According to the Association for Pet Obesity Prevention in 2014, approximately 53% and 58% of dogs and cats, respectively, in the United States were overweight and obese. These numbers have steadily increased since 2010. However, most pet owners (90%) do not realize and cannot identify that their pets are overweight/obese.
What can we do about this growing problem? Pet food companies and nutritionists are searching for ingredients, like prebiotics and probiotics, to combat these conditions. But, could the problem have another solution?
Dr. Aulus Carciofi, Professor at Sao Paulo State University in Brazil, and his colleagues, are trying to answer these questions by taking a deeper look into pet food processing and going back to the basics. Previous literature shows that particle size influences nutrient digestibility in livestock and human diets. And although this is proven common knowledge for livestock nutritionists, there is not enough research to back the same claim in kibble dog diets.

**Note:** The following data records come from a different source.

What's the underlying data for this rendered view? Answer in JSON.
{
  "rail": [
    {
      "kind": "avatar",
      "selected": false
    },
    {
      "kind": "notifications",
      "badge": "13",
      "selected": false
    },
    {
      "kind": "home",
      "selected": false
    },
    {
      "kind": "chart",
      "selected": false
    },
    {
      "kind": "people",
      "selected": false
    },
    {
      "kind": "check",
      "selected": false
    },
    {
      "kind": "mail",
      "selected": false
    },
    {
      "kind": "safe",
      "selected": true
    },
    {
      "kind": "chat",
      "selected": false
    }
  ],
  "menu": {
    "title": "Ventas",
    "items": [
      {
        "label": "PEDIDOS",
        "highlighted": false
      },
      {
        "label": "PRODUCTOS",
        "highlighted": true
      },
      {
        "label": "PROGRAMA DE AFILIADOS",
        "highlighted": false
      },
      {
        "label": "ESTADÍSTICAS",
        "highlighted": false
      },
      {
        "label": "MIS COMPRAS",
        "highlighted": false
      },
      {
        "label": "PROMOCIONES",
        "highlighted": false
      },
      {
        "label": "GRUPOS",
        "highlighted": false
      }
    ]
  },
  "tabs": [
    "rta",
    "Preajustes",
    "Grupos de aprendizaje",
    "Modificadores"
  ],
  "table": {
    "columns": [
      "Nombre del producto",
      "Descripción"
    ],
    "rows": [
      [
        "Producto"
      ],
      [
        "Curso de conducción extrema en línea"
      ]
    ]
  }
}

Published in the newest issue of the Journal of Animal Science, Carciofi's lab investigated the "Effect of the particle size of maize, rice, and sorghum in extruded diets for dogs on starch gelatinization, digestibility, and the fecal concentration of fermentation products." They fed 54 beagle dogs either maize, rice or sorghum that were either fine, medium or coarsely ground. Maize and rice are two of the most widely used cereals in dog food and sorghum is considered less digestible for dogs.
They verified during extrusion, starch gelatinization is directly correlated to particle size. But for the rice-based diets, "the raw material particle size and starch gelatinization did not change nutrient digestibility," said Carciofi.

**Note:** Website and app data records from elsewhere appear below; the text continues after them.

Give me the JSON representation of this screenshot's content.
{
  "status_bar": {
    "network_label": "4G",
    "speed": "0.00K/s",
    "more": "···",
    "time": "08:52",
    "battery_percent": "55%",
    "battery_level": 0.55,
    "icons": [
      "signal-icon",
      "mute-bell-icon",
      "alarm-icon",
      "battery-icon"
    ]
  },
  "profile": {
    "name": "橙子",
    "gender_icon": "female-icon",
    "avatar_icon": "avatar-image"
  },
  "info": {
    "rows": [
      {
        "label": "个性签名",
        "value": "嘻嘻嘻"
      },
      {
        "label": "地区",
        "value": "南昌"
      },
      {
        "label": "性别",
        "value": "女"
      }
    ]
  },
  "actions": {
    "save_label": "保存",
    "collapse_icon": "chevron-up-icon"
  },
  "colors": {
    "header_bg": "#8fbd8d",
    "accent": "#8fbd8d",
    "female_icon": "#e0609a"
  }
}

Carciofi's lab found that dogs fed the maize- and sorghum-based diets had reduced total tract apparent nutrient digestibility for foods with greater raw material particle size and lower starch gelatinization. Furthermore, dogs fed the sorghum-based diet had a linear reduction in nutrient digestibility, according to cereal particle size.
In the feces, there were higher concentrations of total short-chain fatty acids for dogs fed sorghum-based diets, compared to dogs fed the other two diets. As particle size increased, dogs fed maize and sorghum food had increased propionate and butyrate. Carciofi explained that an increased amount of butyrate and decreased fecal pH could be a potential prebiotic effect and improve intestinal health of dogs.

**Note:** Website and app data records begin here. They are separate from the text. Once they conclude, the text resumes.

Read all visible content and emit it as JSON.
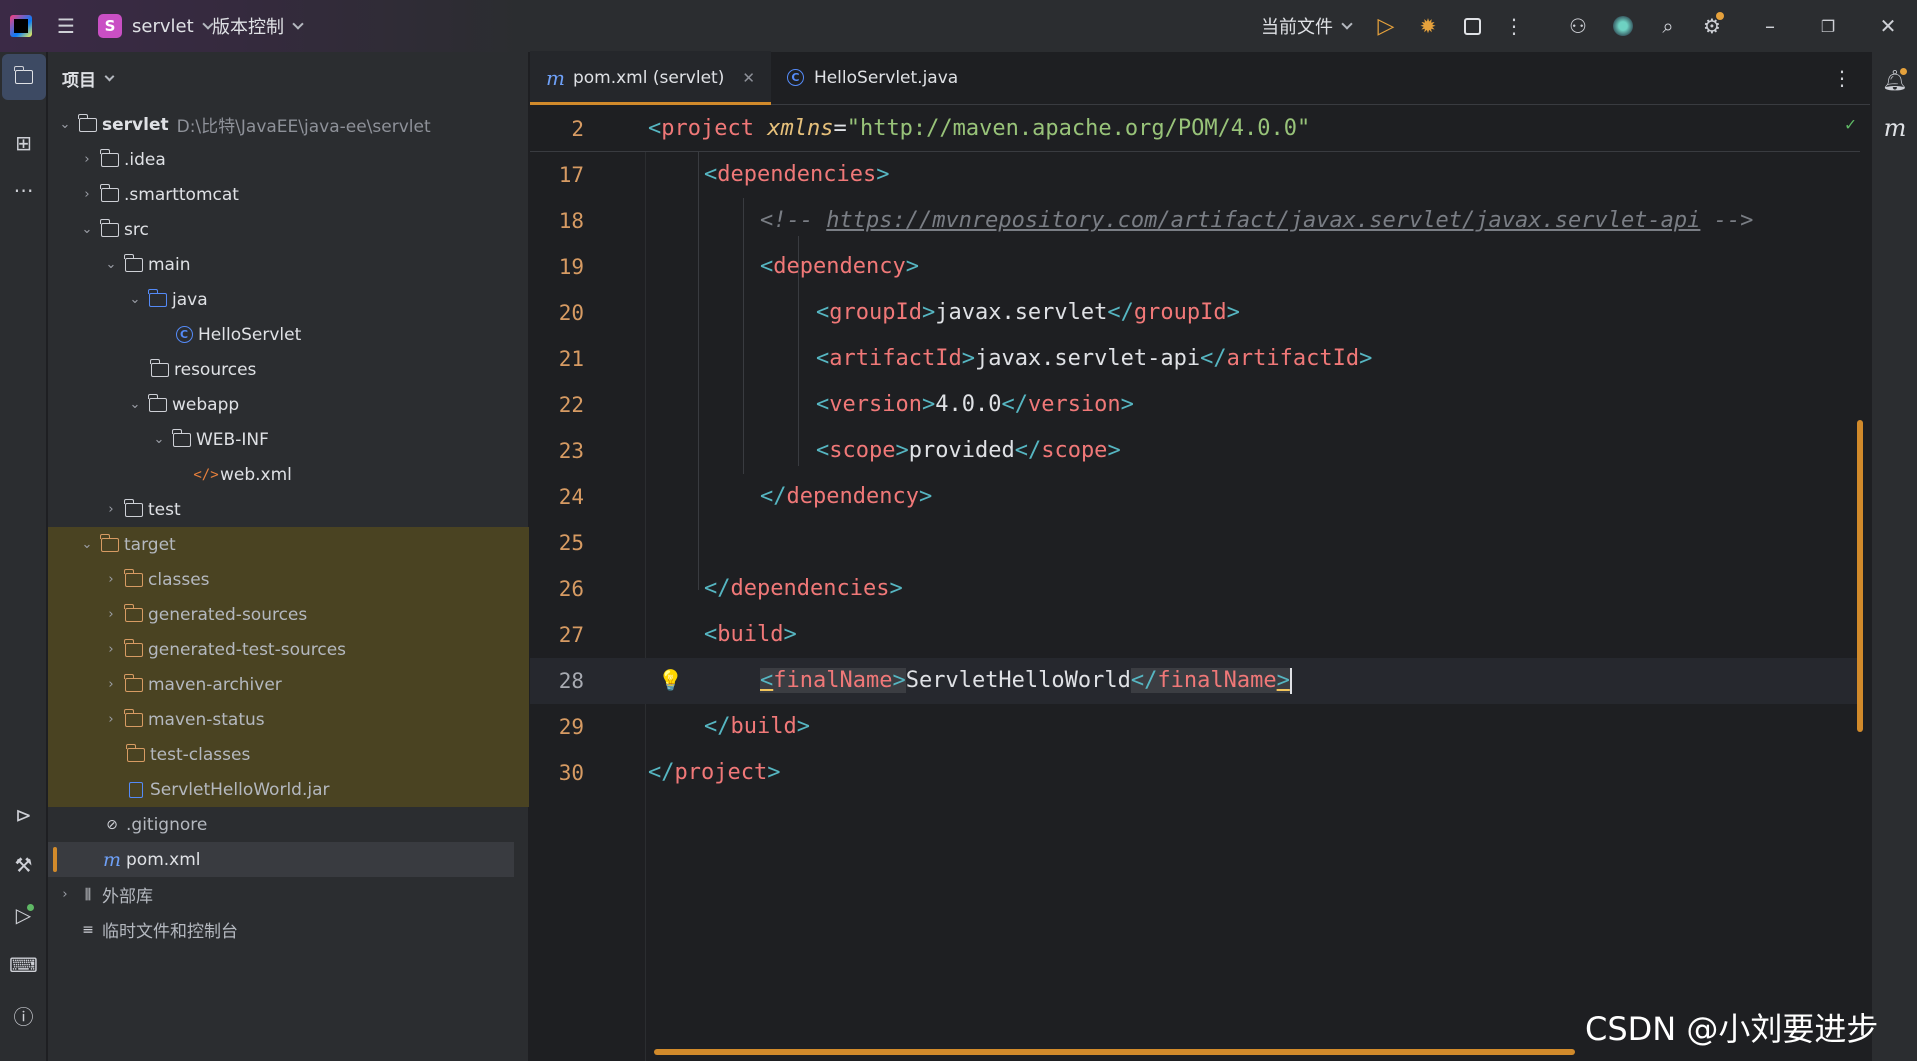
{
  "titlebar": {
    "project_badge": "S",
    "project_name": "servlet",
    "vcs_label": "版本控制",
    "run_config": "当前文件",
    "icons": [
      "app-logo-icon",
      "hamburger-menu-icon",
      "run-icon",
      "debug-icon",
      "stop-icon",
      "more-icon",
      "add-user-icon",
      "ai-assistant-icon",
      "search-icon",
      "settings-icon",
      "minimize-icon",
      "restore-icon",
      "close-icon"
    ]
  },
  "left_strip": {
    "icons": [
      "project-folder-icon",
      "structure-icon",
      "more-tools-icon",
      "services-icon",
      "build-icon",
      "run-icon",
      "terminal-icon",
      "problems-icon"
    ]
  },
  "project_panel": {
    "title": "项目",
    "tree": [
      {
        "label": "servlet",
        "extra": "D:\\比特\\JavaEE\\java-ee\\servlet",
        "depth": 0,
        "arrow": "down",
        "kind": "module"
      },
      {
        "label": ".idea",
        "depth": 1,
        "arrow": "right",
        "kind": "folder"
      },
      {
        "label": ".smarttomcat",
        "depth": 1,
        "arrow": "right",
        "kind": "folder"
      },
      {
        "label": "src",
        "depth": 1,
        "arrow": "down",
        "kind": "folder"
      },
      {
        "label": "main",
        "depth": 2,
        "arrow": "down",
        "kind": "folder"
      },
      {
        "label": "java",
        "depth": 3,
        "arrow": "down",
        "kind": "src-folder"
      },
      {
        "label": "HelloServlet",
        "depth": 5,
        "arrow": "",
        "kind": "class"
      },
      {
        "label": "resources",
        "depth": 4,
        "arrow": "",
        "kind": "res-folder"
      },
      {
        "label": "webapp",
        "depth": 3,
        "arrow": "down",
        "kind": "folder"
      },
      {
        "label": "WEB-INF",
        "depth": 4,
        "arrow": "down",
        "kind": "folder"
      },
      {
        "label": "web.xml",
        "depth": 6,
        "arrow": "",
        "kind": "xml"
      },
      {
        "label": "test",
        "depth": 2,
        "arrow": "right",
        "kind": "folder"
      },
      {
        "label": "target",
        "depth": 1,
        "arrow": "down",
        "kind": "excluded"
      },
      {
        "label": "classes",
        "depth": 2,
        "arrow": "right",
        "kind": "excluded"
      },
      {
        "label": "generated-sources",
        "depth": 2,
        "arrow": "right",
        "kind": "excluded"
      },
      {
        "label": "generated-test-sources",
        "depth": 2,
        "arrow": "right",
        "kind": "excluded"
      },
      {
        "label": "maven-archiver",
        "depth": 2,
        "arrow": "right",
        "kind": "excluded"
      },
      {
        "label": "maven-status",
        "depth": 2,
        "arrow": "right",
        "kind": "excluded"
      },
      {
        "label": "test-classes",
        "depth": 3,
        "arrow": "",
        "kind": "excluded"
      },
      {
        "label": "ServletHelloWorld.jar",
        "depth": 3,
        "arrow": "",
        "kind": "jar"
      },
      {
        "label": ".gitignore",
        "depth": 2,
        "arrow": "",
        "kind": "ignore"
      },
      {
        "label": "pom.xml",
        "depth": 2,
        "arrow": "",
        "kind": "maven"
      },
      {
        "label": "外部库",
        "depth": 0,
        "arrow": "right",
        "kind": "lib"
      },
      {
        "label": "临时文件和控制台",
        "depth": 0,
        "arrow": "",
        "kind": "scratch"
      }
    ]
  },
  "editor": {
    "tabs": [
      {
        "icon": "m",
        "label": "pom.xml (servlet)",
        "active": true
      },
      {
        "icon": "C",
        "label": "HelloServlet.java",
        "active": false
      }
    ],
    "lines": [
      {
        "n": "2",
        "text": "<project xmlns=\"http://maven.apache.org/POM/4.0.0\""
      },
      {
        "n": "17",
        "text": "<dependencies>"
      },
      {
        "n": "18",
        "text": "<!-- https://mvnrepository.com/artifact/javax.servlet/javax.servlet-api -->"
      },
      {
        "n": "19",
        "text": "<dependency>"
      },
      {
        "n": "20",
        "text": "<groupId>javax.servlet</groupId>"
      },
      {
        "n": "21",
        "text": "<artifactId>javax.servlet-api</artifactId>"
      },
      {
        "n": "22",
        "text": "<version>4.0.0</version>"
      },
      {
        "n": "23",
        "text": "<scope>provided</scope>"
      },
      {
        "n": "24",
        "text": "</dependency>"
      },
      {
        "n": "25",
        "text": ""
      },
      {
        "n": "26",
        "text": "</dependencies>"
      },
      {
        "n": "27",
        "text": "<build>"
      },
      {
        "n": "28",
        "text": "<finalName>ServletHelloWorld</finalName>"
      },
      {
        "n": "29",
        "text": "</build>"
      },
      {
        "n": "30",
        "text": "</project>"
      }
    ],
    "tokens": {
      "project": "project",
      "xmlns_attr": "xmlns",
      "xmlns_val": "\"http://maven.apache.org/POM/4.0.0\"",
      "dependencies": "dependencies",
      "comment_open": "<!-- ",
      "comment_url": "https://mvnrepository.com/artifact/javax.servlet/javax.servlet-api",
      "comment_close": " -->",
      "dependency": "dependency",
      "groupId": "groupId",
      "groupId_val": "javax.servlet",
      "artifactId": "artifactId",
      "artifactId_val": "javax.servlet-api",
      "version": "version",
      "version_val": "4.0.0",
      "scope": "scope",
      "scope_val": "provided",
      "build": "build",
      "finalName": "finalName",
      "finalName_val": "ServletHelloWorld"
    }
  },
  "right_strip": {
    "icons": [
      "notifications-icon",
      "maven-icon"
    ],
    "maven_label": "m"
  },
  "watermark": "CSDN @小刘要进步",
  "colors": {
    "accent": "#d18a2b",
    "tag": "#f07878",
    "bracket": "#56b6c2",
    "attr": "#e6c07b",
    "string": "#98c379"
  }
}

Overall, for proper feces formation and digestibility, "sorghum and maize based diets required a greater reduction in particle size for an increased degree of gelatinization," stated Carciofi. "Rice based diets were more easily digested even when the rice was more coarsely ground and subsequently, less gelatinized."
Carciofi concluded that "if properly processed, maize and sorghum are as easily digested as rice-based food." He also believes that dog food processing companies "could look closer at the particle reduction process."
Based on their results and others, rice is easily digested and doesn't depend on the processing. However, maize and sorghum are "dependent on a proper raw material particle size and need to be appropriately extruded to produce highly digestible foods," said Carciofi. In the end, even sorghum, thought to be less digestible, can be similar to rice if cooked and ground properly.
Carciofi suggests that rice needs to be ground to a mean particle size of < 350 µm, and maize and sorghum to be < 300 µm for high digestible foods. However, "most pet foods have only one grinding condition for all recipes, and do not change the extruder conditions based on the type of cereal used," said Carciofi. The extrusion process is only configured for fat, protein, and meat inclusions in the diet.
For sorghum- and maize-based diets, it is important to have 0% of particles > 600 µm, and no more than 10% or 15% of particles > 400 µm, Carciofi explained. If a greater proportion of large particles in cereals are present during extrusion, there will not be enough time to fully hydrate and cook. Therefore, the starch gelatinization and diet digestibility will be lower.
Carciofi's lab is continuing work in the food processing area. Recently, they found an interesting link between food processing and the metabolic responses of the animals. They are also researching mechanical energy transference and starch cooking in dog and cat diets.
These food processing techniques may be a low cost and effective way of producing diets that are potentially more beneficial and can control digestibility. In turn, hopefully these methods, in combination with others, can reduce the amount of obese and overweight pets in the United States.